5. Drive out the inner cardboard tube, using the handle of a mallet to loosen it, then a pair of pliers to pull it out from the aluminum foil. (0:45)

6. Flatten the foil more, again hammering it against an anvil. (1:08)

7. Heat the flat bar of foil on a gas stove. Set the burner on low, and heat one end of the bar. (1:32)

8. Hammer the heated end. Use a pair of pliers to hold the foil. Aluminum conducts heat. (1:43)

9. Flip the foil over and hammer it flat on the other side (1:59)

10. Cool the pliers in a wet cloth. (2:03)

11. Return the foil to the burner. (2:05)

12. Continue hammering the bar of foil flat. (2:09)

13. Hammer further on the foil until it is a flat, hard, compact bar. At this point it should have enough rigidity that you can hit the aluminum foil and it rebounds solidly, instead of squashing. You now have a solid bar of aluminum – the body of the blade! (2:36)

14. Take a knife with a shape that you want to copy. Place it on top of your flat bar of aluminum foil. Use a permanent marker to trace the outline of the original knife on your aluminum foil. (2:52)

15. Secure your aluminum foil bar in a vise. Use a jigsaw to cut out the shape that you traced on the flat aluminum foil bar. (3:02)

16. Lubricate the jigsaw as necessary. Cutting an aluminum knife is hard work! (3:22)

17. Place your new knife form in the vise. (3:58)

18. File down the edges of your knife form. (4:00)

19. Use a whetstone #150 to create the surface of your knife tang. (4:12)

20. Heat your knife over a gas burner, set on high. (4:30)

21. Chisel midway to separate the block of aluminum into two, lengthwise. (4:44)

22. Hammer one half further until it is extremely flat. At this point it should roughly resemble a knife. (4:56)

23. Sand down your knife blade. (5:27)

24. Use whetstone #150 to carve a bevel in your knife. (5:40)

25. Use whetstone #400 to refine the knife bevel. (5:53)

26. Use whetstone #1000 to give your knife a sharp edge. Cool the whetstone repeatedly with precise amounts of water. Higher number whetstones have finer surfaces, producing more contact with the knife and more heat, and requiring more cooling. (6:00)

27. Use whetstone #2000 to polish your knife edge. (6:33)

28. Use whetstone #6000, then #8000, then #12000, then #30000, for progressive rounds of final sharpening. (7:02)

29. On a block of wood, trace the outline of your tang with a marker. This will become your knife handle. (7:53)

30. Place the wood block in a vise, and saw out the shape. Then saw the handle in two lengthwise, so that you can place the handle on both sides of your tang. Sand down the handle wood, and brush away the debris. (7:58)

31. Draw two points on your knife tang. These will become the attachment points for your handle.
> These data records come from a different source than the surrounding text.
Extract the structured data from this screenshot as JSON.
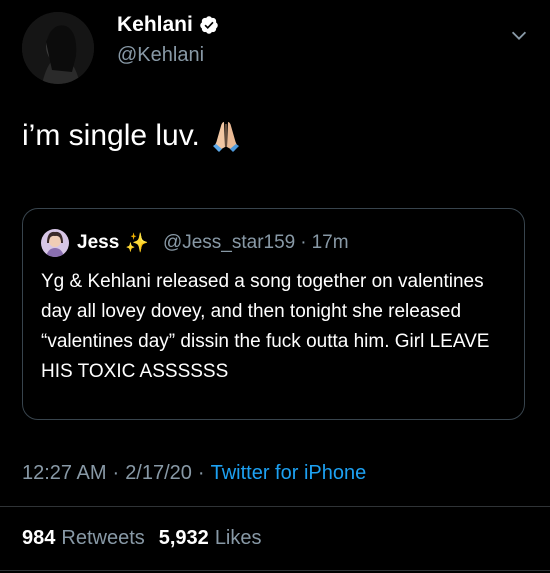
{
  "author": {
    "name": "Kehlani",
    "handle": "@Kehlani"
  },
  "tweet": {
    "text": "i’m single luv.",
    "emoji": "folded-hands-emoji"
  },
  "quote": {
    "name": "Jess",
    "emoji": "✨",
    "handle": "@Jess_star159",
    "time": "17m",
    "text": "Yg & Kehlani released a song together on valentines day all lovey dovey, and then tonight she released “valentines day” dissin the fuck outta him. Girl LEAVE HIS TOXIC ASSSSSS"
  },
  "meta": {
    "time": "12:27 AM",
    "date": "2/17/20",
    "source": "Twitter for iPhone"
  },
  "stats": {
    "retweets_count": "984",
    "retweets_label": "Retweets",
    "likes_count": "5,932",
    "likes_label": "Likes"
  },
  "colors": {
    "background": "#000000",
    "secondary_text": "#8899a6",
    "accent": "#1da1f2",
    "border": "#38444d"
  }
}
Drill out holes in these points, using a wood board to receive the excess drilling. File the knife smooth where you drilled out the holes. (8:25)

32. Drill holes at the same locations on the wood handles. You can see the distance from drilling the knife into the wood board. (8:46)

33. Screw together the knife between the two handle sides. (8:48)

34. Use a diamond jigsaw to cut away the excess screws from the handle. (8:57)

35. File down the remaining screws in the handle. (9:19)

36. Use sand paper to smooth out the joined handle. File down the wood until it sits flush with the aluminum tang. (9:26)

37. Use a razor strop to straighten the knife and give it a reflective sheen. (9:52)

38. You should now have a knife that looks like the original. (10:17)

39. Cut up your favorite food! (10:42)

40. Place your aluminum foil roll knife proudly on display. (10:52)

Kiwami Japan is a Japanese YouTube Channel that creates unique knife making and sharpening tutorials in Japanese.

The Japanese title hilariously translates as “I want to make kitchen knife of roasted aluminum foil!”

The video demonstrates the creation of a sashimi knife, however you can choose your own shape.